DATA RECORDS:
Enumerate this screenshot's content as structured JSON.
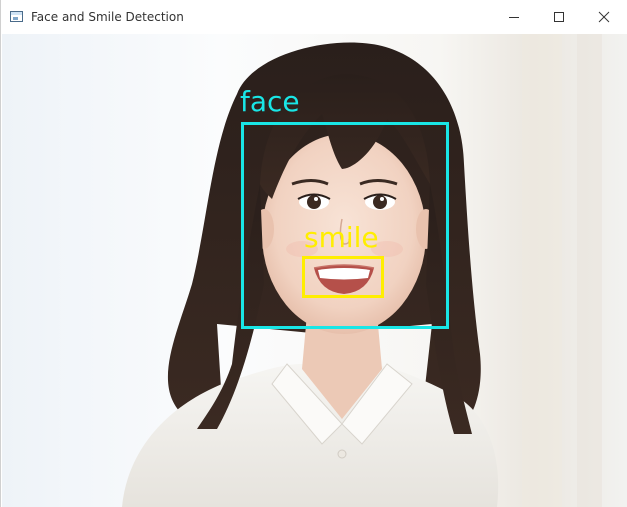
{
  "window": {
    "title": "Face and Smile Detection",
    "icon": "app-window-icon",
    "controls": {
      "minimize_icon": "minimize-icon",
      "maximize_icon": "maximize-icon",
      "close_icon": "close-icon"
    }
  },
  "image_view": {
    "detections": [
      {
        "label": "face",
        "color": "#19e6e6"
      },
      {
        "label": "smile",
        "color": "#ffee00"
      }
    ]
  }
}
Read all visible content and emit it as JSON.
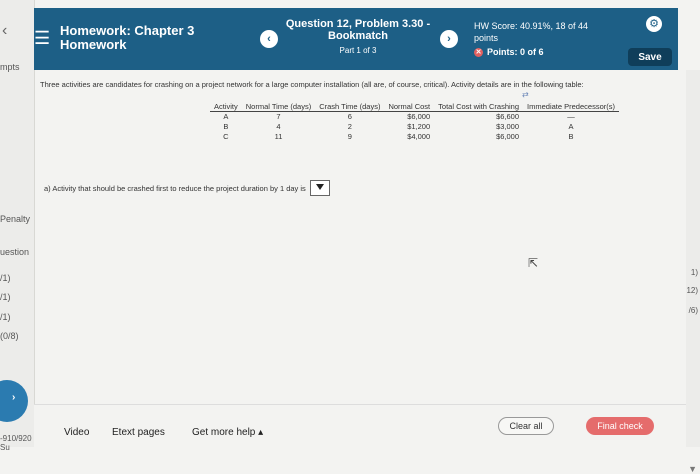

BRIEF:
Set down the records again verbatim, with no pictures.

EXPECTED ANSWER:
Enumerate this screenshot's content as structured JSON.
{
  "window": {
    "title": "Face and Smile Detection",
    "icon": "app-window-icon",
    "controls": {
      "minimize_icon": "minimize-icon",
      "maximize_icon": "maximize-icon",
      "close_icon": "close-icon"
    }
  },
  "image_view": {
    "detections": [
      {
        "label": "face",
        "color": "#19e6e6"
      },
      {
        "label": "smile",
        "color": "#ffee00"
      }
    ]
  }
}
Read all visible content and emit it as JSON.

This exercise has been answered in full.